With the news yesterday that Florida is putting the kibosh on a Democratic-primary revote, the state has solidified its reputation as the place where votes go to die. A statement from Florida's Democratic chairwoman, Karen Thurman, read, "We researched every potential alternative process — from caucuses to county conventions to mail-in elections — but no plan could come anywhere close to being viable in Florida." Meanwhile, Michigan Democrats are also trying to make some kind of revote possible, but the logistics are complicated and the candidates themselves are dubious. Hillary Clinton would like to seat the delegates from the original vote even though Barack Obama wasn't even on the ballot. And Obama doesn't need the risk of losing Michigan while actually on the ballot or the few extra delegates he could gain from winning. Pundits — dissect!
• Mark Halperin writes that the Obama campaign, with time on its side, has "cleverly slow-walked" the issue of revotes in the two states. Clinton's only hope now is that the party's credential committee rules in her favor and decides to seat some or all of the delegates, though even the Clinton campaign finds it unlikely. [Time]

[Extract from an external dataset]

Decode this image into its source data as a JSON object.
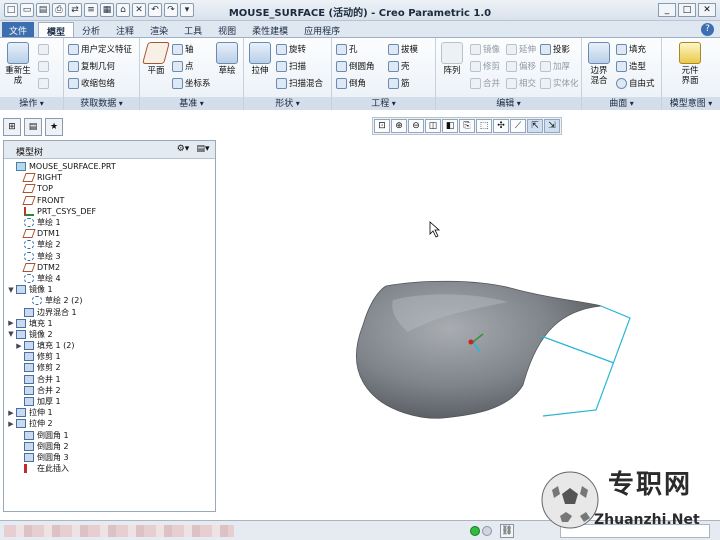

• John Nichols thinks that in a close race for the title of most destructive party leader, Thurman has pulled ahead of DNC chairman Howard Dean. Because she was unwilling to consider a straightforward primary revote, she's to blame if the failure to seat Florida's delegates tears the party apart. [Campaign Matters/Nation]
• Jonathan Martin reminds us of the fun Republicans will have pushing the "Bush v. Gore buttons." [Politico]
• Matt Littman reports that some Clinton fund-raising bigwigs are going to threaten to withhold potential donations to the DNC unless Dean seats Florida's delegates. Littman implores Dean, for the sake of the rules, to stay strong. [HuffPo]
• Mark Ambinder looks at a big hurdle in the legislation for a Michigan revote: It wouldn't allow those who voted in the Republican primary to vote. This is a problem because about 32 percent of Republican primary voters were Democrats and Independents, who Ambinder speculates were Obama supporters since he wasn't even on the original Democratic ballot. Since the Obama campaign has to sign off on any revote plan, Ambinder says, this clause could be dealbreaker. [Atlantic]
• Ben Smith finds yet another problem in Michigan: For the legislation to take effect immediately it would have to pass in the State Senate with a supermajority. This is unlikely because the Republicans, who don't want to spend money on a revote for Democrats, are in control of the Senate, while skeptical Obama supporters might not support a revote either. [Politico]
• Megan McArdle says the dual reports out of Michigan and Florida are a serious blow to Clinton, though as a silver lining, she thinks a compromise could be reached wherein the superdelegates from those states are seated at the convention. [Atlantic]
• Rick Hasen looks at the legal and practical obstacles to revotes in either Florida or Michigan. He concludes a 50-50 delegate split might be the best solution, while hoping for strong leadership from unbiased party leaders to make something happen. [HuffPo]
• John Dickerson wonders whether the Democrats were tricked by Karl Rove or the Devil into creating a primary process with so many chances for voters to feel slighted — Florida and Michigan being only one example. [Slate] —Dan Amira
For a complete guide to presidential candidates Hillary Clinton, Barack Obama, and John McCain — from First Love to Most Embarrassing Gaffe — read the 2008 Electopedia.